If you don't expect to get caught then however big the penalties are then you don't respond to them

– David Bizley

Social media and the fear of missing out could be putting road users at risk, experts are warning drivers. The dangers of 'FOMO' are very real. Aviva Survey reveals that 42% admit to using their phone while driving. 20 people die each year from car accidents involving the use of mobile phones.

'Clearly they do help people identify traffic hotspots and find alternatives routes but actually you can be really severely distracted using your phone to find out that information.' says David Bizley of the RAC.

The urgent call to ban Microbeads

Cosmetic companies should be banned from using plastic microbeads in bathroom products - like exfoliating scrubs, toothpaste and shaving gel - because of the marine pollution they are causing, the cross-party Environmental Audit Committee has demanded.

Thousands of tonnes wash into the sea every year, where they harm wildlife - a single shower can result in 100,000 plastic particles entering the ocean.
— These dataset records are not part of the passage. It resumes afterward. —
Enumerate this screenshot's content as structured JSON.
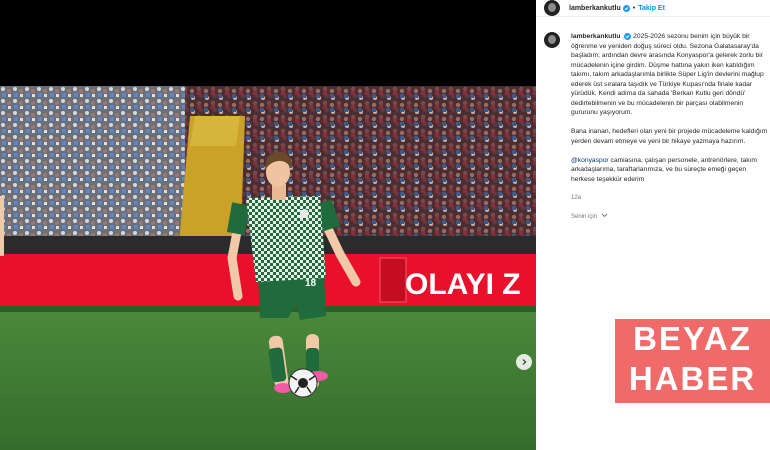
{
  "post": {
    "username": "lamberkankutlu",
    "follow_label": "Takip Et",
    "separator": "•",
    "caption_paragraphs": [
      "2025-2026 sezonu benim için büyük bir öğrenme ve yeniden doğuş süreci oldu. Sezona Galatasaray'da başladım; ardından devre arasında Konyaspor'a gelerek zorlu bir mücadelenin içine girdim. Düşme hattına yakın iken katıldığım takımı, takım arkadaşlarımla birlikte Süper Lig'in devlerini mağlup ederek üst sıralara taşıdık ve Türkiye Kupası'nda finale kadar yürüdük. Kendi adıma da sahada 'Berkan Kutlu geri döndü' dedirtebilmenin ve bu mücadelenin bir parçası olabilmenin gururunu yaşıyorum.",
      "Bana inanan, hedefleri olan yeni bir projede mücadeleme kaldığım yerden devam etmeye ve yeni bir hikaye yazmaya hazırım."
    ],
    "closing_mention": "@konyaspor",
    "closing_text": " camiasına, çalışan personele, antrenörlere, takım arkadaşlarıma, taraftarlarımıza, ve bu süreçte emeği geçen herkese teşekkür ederim",
    "time_ago": "12a",
    "translate_label": "Senin için"
  },
  "photo": {
    "board_text": "OLAYI  Z",
    "shirt_number": "18"
  },
  "watermark": {
    "line1": "BEYAZ",
    "line2": "HABER"
  },
  "colors": {
    "link": "#0095f6",
    "mention": "#00376b",
    "verified": "#1d9bf0",
    "board_red": "#e8102a",
    "pitch_green": "#3f7d34",
    "kit_green": "#1f6b3c",
    "watermark": "#ee5555"
  }
}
Campaigners say the sealife we eat including mussels, clams and oysters all filter the microbeads, meaning humans inevitably end up digesting them. A plate of six oysters can contain up to 50 particles of plastic.

In light of this, the Committee is calling for a national ban on microbeads by the end of 2017.
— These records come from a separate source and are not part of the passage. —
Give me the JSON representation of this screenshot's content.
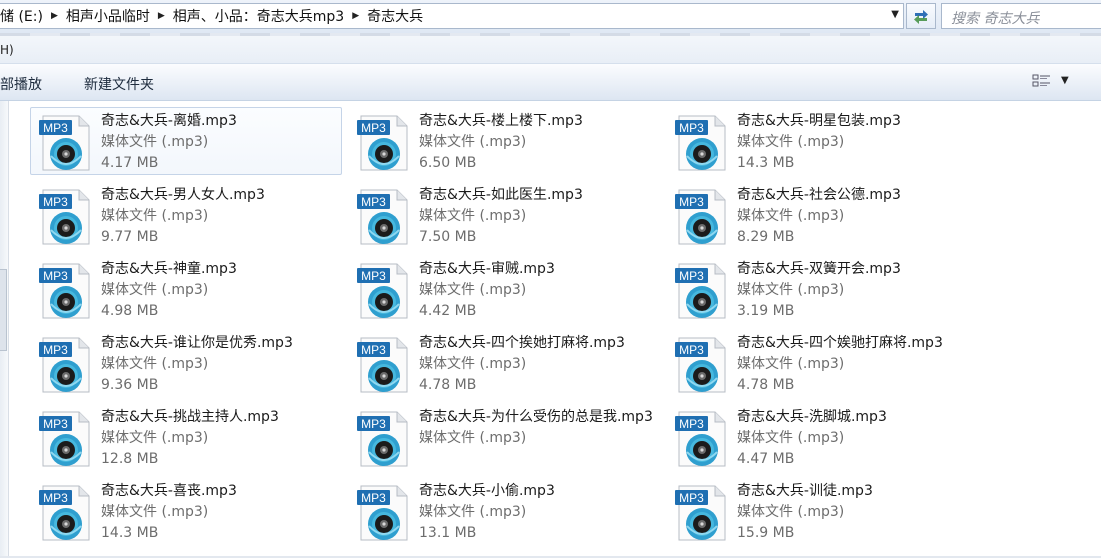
{
  "address_bar": {
    "crumbs": [
      "存储 (E:)",
      "相声小品临时",
      "相声、小品：奇志大兵mp3",
      "奇志大兵"
    ]
  },
  "search": {
    "placeholder": "搜索 奇志大兵"
  },
  "menu": {
    "partial_label": "H)"
  },
  "toolbar": {
    "play_all": "全部播放",
    "new_folder": "新建文件夹"
  },
  "file_type_label": "媒体文件 (.mp3)",
  "icon_badge_text": "MP3",
  "files": [
    {
      "name": "奇志&大兵-离婚.mp3",
      "size": "4.17 MB"
    },
    {
      "name": "奇志&大兵-楼上楼下.mp3",
      "size": "6.50 MB"
    },
    {
      "name": "奇志&大兵-明星包装.mp3",
      "size": "14.3 MB"
    },
    {
      "name": "奇志&大兵-男人女人.mp3",
      "size": "9.77 MB"
    },
    {
      "name": "奇志&大兵-如此医生.mp3",
      "size": "7.50 MB"
    },
    {
      "name": "奇志&大兵-社会公德.mp3",
      "size": "8.29 MB"
    },
    {
      "name": "奇志&大兵-神童.mp3",
      "size": "4.98 MB"
    },
    {
      "name": "奇志&大兵-审贼.mp3",
      "size": "4.42 MB"
    },
    {
      "name": "奇志&大兵-双簧开会.mp3",
      "size": "3.19 MB"
    },
    {
      "name": "奇志&大兵-谁让你是优秀.mp3",
      "size": "9.36 MB"
    },
    {
      "name": "奇志&大兵-四个挨她打麻将.mp3",
      "size": "4.78 MB"
    },
    {
      "name": "奇志&大兵-四个娭驰打麻将.mp3",
      "size": "4.78 MB"
    },
    {
      "name": "奇志&大兵-挑战主持人.mp3",
      "size": "12.8 MB"
    },
    {
      "name": "奇志&大兵-为什么受伤的总是我.mp3",
      "size": ""
    },
    {
      "name": "奇志&大兵-洗脚城.mp3",
      "size": "4.47 MB"
    },
    {
      "name": "奇志&大兵-喜丧.mp3",
      "size": "14.3 MB"
    },
    {
      "name": "奇志&大兵-小偷.mp3",
      "size": "13.1 MB"
    },
    {
      "name": "奇志&大兵-训徒.mp3",
      "size": "15.9 MB"
    }
  ]
}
Top five headlines you’re waking up to

  1. Detectives leading a criminal investigation into the Hillsborough disaster have appealed for 19 people seen in CCTV footage at the stadium to come forward. New images showing the potential witnesses at the Leppings Lane end of the football ground in Sheffield have been released by Operation Resolve.
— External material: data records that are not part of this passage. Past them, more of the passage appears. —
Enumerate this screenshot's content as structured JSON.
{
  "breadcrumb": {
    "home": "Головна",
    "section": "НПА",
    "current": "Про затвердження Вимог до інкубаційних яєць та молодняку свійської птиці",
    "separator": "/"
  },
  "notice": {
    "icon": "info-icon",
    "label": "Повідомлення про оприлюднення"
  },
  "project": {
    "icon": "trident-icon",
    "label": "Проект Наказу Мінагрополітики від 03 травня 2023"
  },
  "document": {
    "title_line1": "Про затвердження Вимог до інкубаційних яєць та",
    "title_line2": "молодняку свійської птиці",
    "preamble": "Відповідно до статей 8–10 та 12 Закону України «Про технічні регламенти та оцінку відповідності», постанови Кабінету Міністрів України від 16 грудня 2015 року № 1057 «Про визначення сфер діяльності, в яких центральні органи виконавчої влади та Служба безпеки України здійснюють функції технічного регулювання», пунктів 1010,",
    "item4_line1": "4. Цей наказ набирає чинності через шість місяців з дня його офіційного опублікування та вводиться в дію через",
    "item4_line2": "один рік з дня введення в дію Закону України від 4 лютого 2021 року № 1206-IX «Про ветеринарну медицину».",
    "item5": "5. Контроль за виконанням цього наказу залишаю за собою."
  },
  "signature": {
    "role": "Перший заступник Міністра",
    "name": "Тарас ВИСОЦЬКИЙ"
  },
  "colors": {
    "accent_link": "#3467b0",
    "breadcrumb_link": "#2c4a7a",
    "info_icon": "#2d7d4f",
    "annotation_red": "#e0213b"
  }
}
  2. Cosmetic companies are being called to be made to stop using dangerous plastic microbeads in bathroom products - a single shower using the harmful products can result in 100,000 plastic particles entering the ocean.

  3. The average commuter adds 800 calories to their diet a week as a result of their journeys to and from work, says a new report from the Royal Society for Public Health.

  4. Social media and the fear of missing out could be putting road users at risk. The dangers of 'FOMO' are very real.

  5. Today we're Olympic-tastic as we welcome three Olympians into the Good Morning Britain studio!

Would you swap your day job for the thin blue line?

Would you give up your job to walk the thin blue line? Seven ordinary people - from a dance teacher to a phlebotomist - are about to make a life changing decision...they're taking on the frontline and becoming police officers.

ITV has exclusive access to Surrey Police, revealing what it is like to be on the front line without any experience. They come face to face with violent criminals and learn to deal with abusive members of the public who do not respect the police.

PC Ryan Soper quit his job in IT to become a police office. Talking about facing people twice the size of you, it's daunting and you need to be both mentally and physically prepared. 'Your body's dumped with adrenaline and after a while you get used to the adrenaline and learn to channel it,' adding 'it's about learning how to play people, so that they can play to your advantage.' He says officers are proud to patrol unarmed.

The loneliest Sunday

Esther Rantzen's Silver Line Helpline has received one million calls from people over the age of 65 in the past two and a half years since it started. This year they think they will receive 125,000 more calls than Childline. Over half of callers say they have literally no one else to speak to, 90% of callers say they live alone and around 5% report present or historic abuse. Around two-thirds of calls are at nights and weekends.

People have lost their loved ones, their health or even their mobility

– Silver Line

HRT dangers underestimated

The risks of hormone replacement therapy (HRT) may have been underestimated, experts have said. Taking the treatment to combat the effects of the menopause could mean that women are 2.7 times more likely to develop breast cancer than those who are not, a new study found. Women taking combined HRT are more likely to develop the disease, with risk increasing the longer it is used, the study found.

‘It’s about perspective … it depends how you see how big that risk is’ says Dr Hilary on new HRT cancer risk. He points out that the risks of smoking and being overweight can have a greater effect on cancer.